As you enter the Barbican’s Curve Gallery, an attendant assures you that you will not get wet and advises you not to use any electrical equipment within the installation. This seemingly contradictory advice instantly builds trepidation, which is then instantly intensified by the descent into the darkness of the Curve. As if experiencing death as it is told by those who survive, you are compelled to edge slowly through the murky tunnel towards a light that glows ever brighter and clearer.
The first achievement of the Rain Room is this sense of intrigue and anticipation. It has been designed site-specifically for the Barbican’s linear Curve Gallery, which is little more than a corridor, so that there is nothing to see for the first two thirds of the installation. Random International, a design collective that was formed at the Royal College of Art in 2002, uses the latest technologies to make viewers engage with the physicality of their bodies in space.
The eventual revelation of the rain itself has the sobering effect of a bump on the head. A glaring floodlight at the exit rips through the darkness, showing the glistening droplets of water cascade from floor to ceiling; each individual droplet has its own moment of clarity as it splashes to the ground. The room has a misty, grey quality to it and the rain falls so heavily that it forms thin columns, illuminated and yet shrouded in semi-darkness. In and of itself, the Rain Room makes a very decent visual installation: gallons of water contained within an enclosed, partially lit space, with no obvious source or ultimate destination, effectively creates the atmosphere of a rainy night in a deserted urban space.
Although you are told that the rain will stop as soon as you walk into it, there is a deep apprehension as you stand on the threshold of this storm.
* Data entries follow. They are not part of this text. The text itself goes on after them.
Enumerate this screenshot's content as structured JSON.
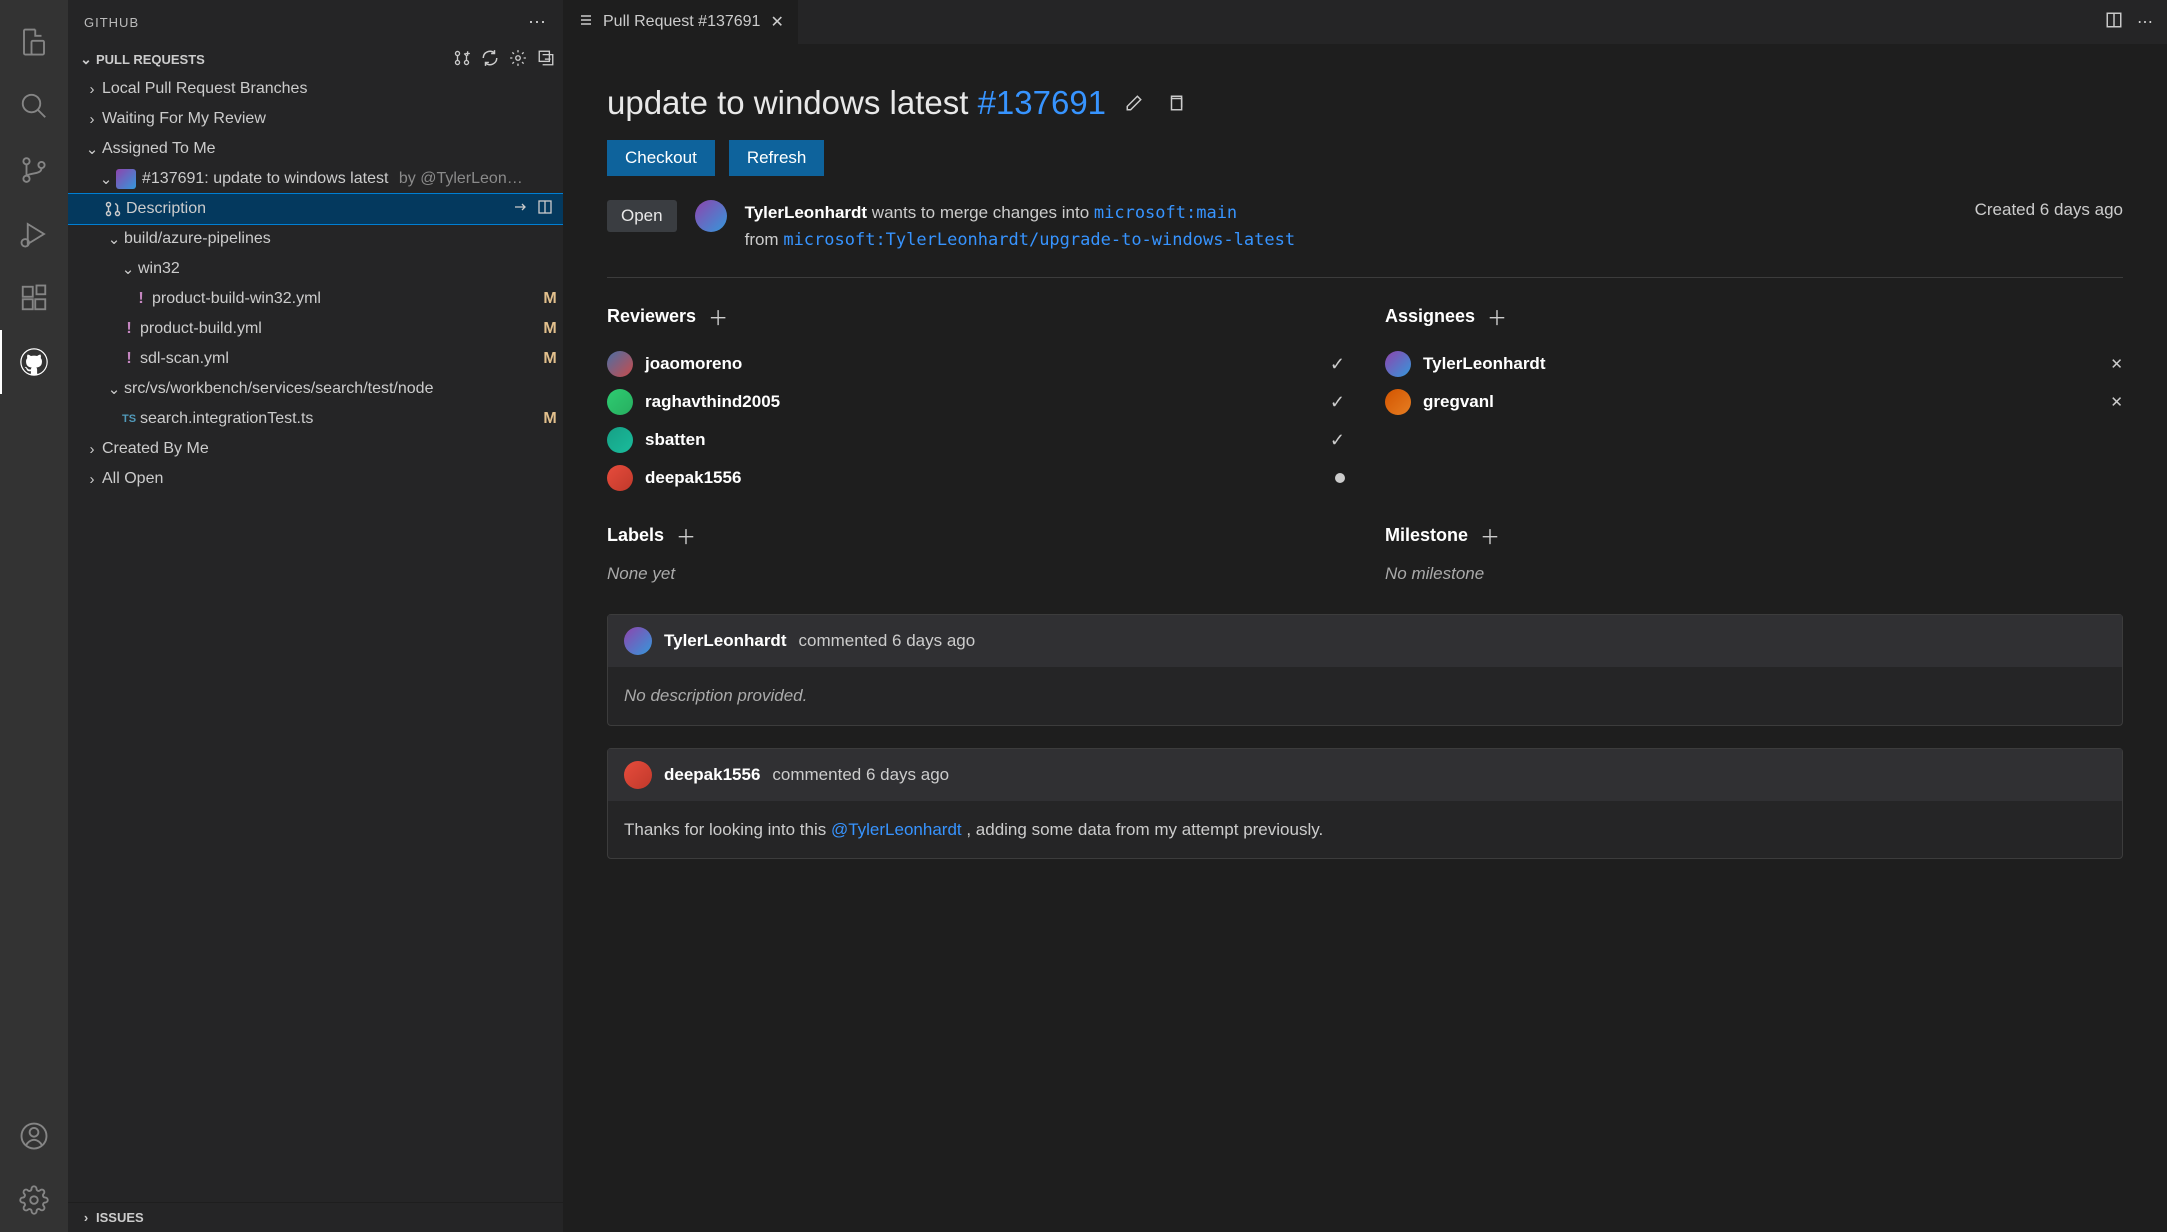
{
  "sidebar": {
    "title": "GITHUB",
    "sections": {
      "pull_requests": "PULL REQUESTS",
      "issues": "ISSUES"
    },
    "groups": {
      "local_branches": "Local Pull Request Branches",
      "waiting_review": "Waiting For My Review",
      "assigned": "Assigned To Me",
      "created": "Created By Me",
      "all_open": "All Open"
    },
    "pr": {
      "id": "#137691",
      "title": "update to windows latest",
      "by_prefix": "by ",
      "by": "@TylerLeon…",
      "description": "Description",
      "folders": {
        "build": "build/azure-pipelines",
        "win32": "win32",
        "src": "src/vs/workbench/services/search/test/node"
      },
      "files": {
        "product_build_win32": "product-build-win32.yml",
        "product_build": "product-build.yml",
        "sdl_scan": "sdl-scan.yml",
        "search_test": "search.integrationTest.ts"
      },
      "status_m": "M"
    }
  },
  "tab": {
    "label": "Pull Request #137691"
  },
  "pr_view": {
    "title": "update to windows latest",
    "number": "#137691",
    "checkout": "Checkout",
    "refresh": "Refresh",
    "status": "Open",
    "author": "TylerLeonhardt",
    "wants_to_merge": " wants to merge changes into ",
    "target_branch": "microsoft:main",
    "from_text": "from ",
    "source_branch": "microsoft:TylerLeonhardt/upgrade-to-windows-latest",
    "created": "Created 6 days ago",
    "sections": {
      "reviewers": "Reviewers",
      "assignees": "Assignees",
      "labels": "Labels",
      "milestone": "Milestone"
    },
    "reviewers": [
      {
        "name": "joaomoreno",
        "state": "check"
      },
      {
        "name": "raghavthind2005",
        "state": "check"
      },
      {
        "name": "sbatten",
        "state": "check"
      },
      {
        "name": "deepak1556",
        "state": "dot"
      }
    ],
    "assignees": [
      {
        "name": "TylerLeonhardt"
      },
      {
        "name": "gregvanl"
      }
    ],
    "labels_none": "None yet",
    "milestone_none": "No milestone",
    "timeline": [
      {
        "who": "TylerLeonhardt",
        "what": "commented 6 days ago",
        "body_empty": "No description provided."
      },
      {
        "who": "deepak1556",
        "what": "commented 6 days ago",
        "body_prefix": "Thanks for looking into this ",
        "mention": "@TylerLeonhardt",
        "body_suffix": " , adding some data from my attempt previously."
      }
    ]
  }
}
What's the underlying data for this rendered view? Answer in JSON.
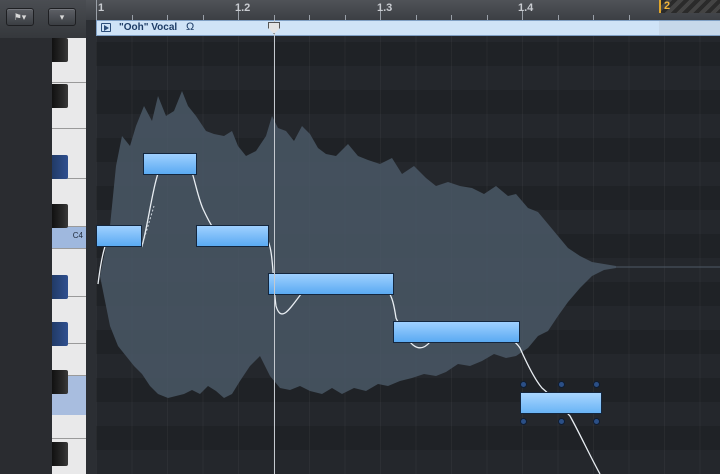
{
  "toolbar": {
    "buttons": [
      {
        "icon": "flag-dropdown-icon",
        "glyph": "⚑▾"
      },
      {
        "icon": "chevron-down-icon",
        "glyph": "▾"
      }
    ]
  },
  "ruler": {
    "bars": [
      {
        "label": "1",
        "x": 0
      },
      {
        "label": "1.2",
        "x": 1
      },
      {
        "label": "1.3",
        "x": 2
      },
      {
        "label": "1.4",
        "x": 3
      }
    ],
    "locator_label": "2"
  },
  "region": {
    "name": "\"Ooh\" Vocal",
    "omega": "Ω"
  },
  "keyboard": {
    "selected_key_label": "C4"
  },
  "colors": {
    "note": "#6fb8f7",
    "waveform": "#4a5866",
    "pitch_curve": "#e8edf2",
    "locator": "#f0b33a"
  }
}
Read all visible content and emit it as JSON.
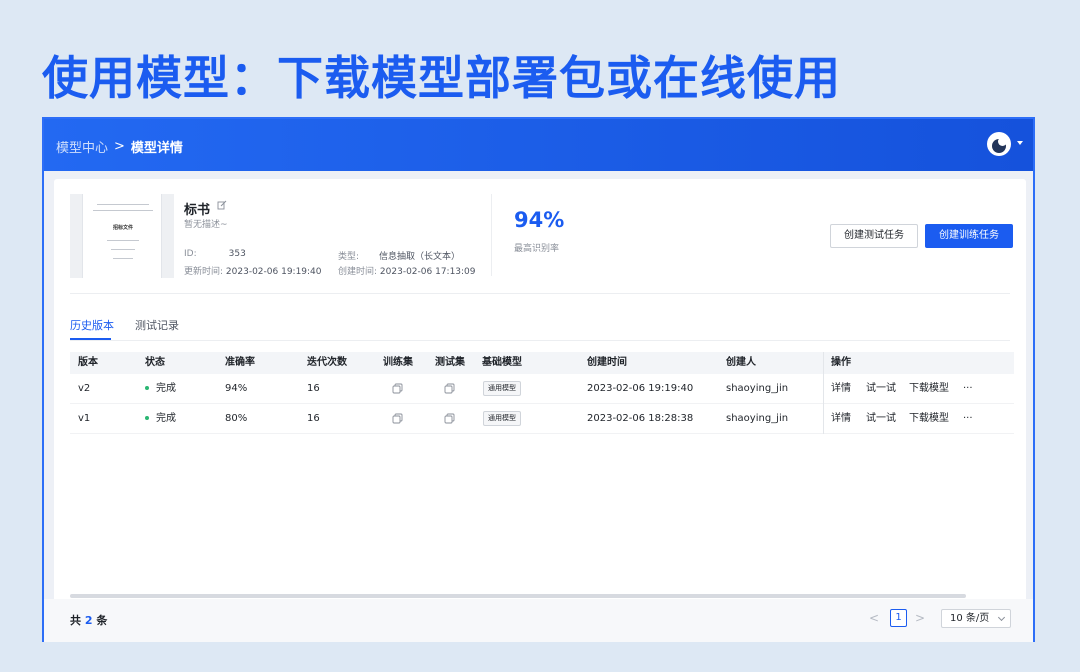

The Rain Room dares you to go against your instincts, to challenge your sense of self-preservation; wilfully walking into this field of rain demands the suspension of rational considerations in favour of faith.
But once in the thick of it, the experience is magical, somewhere between god-like transcendence and Disneyland illusion. As if by divine intervention, the rain stops wherever you stand; a dramatic sweep of your arms causes entire swathes of rain to clear, and yet as you look around it appears as if it is raining on everyone else. The experience is immersive and personal, as you feel momentarily as if you are in control of the elements: which makes it all the more difficult to drag yourself back outside into London’s unstoppable winter.
(All images: Random International, Rain Room, Installation images; © Felix Clay. Rain Room - Random International 2012. Courtesy of Barbican Art Gallery.)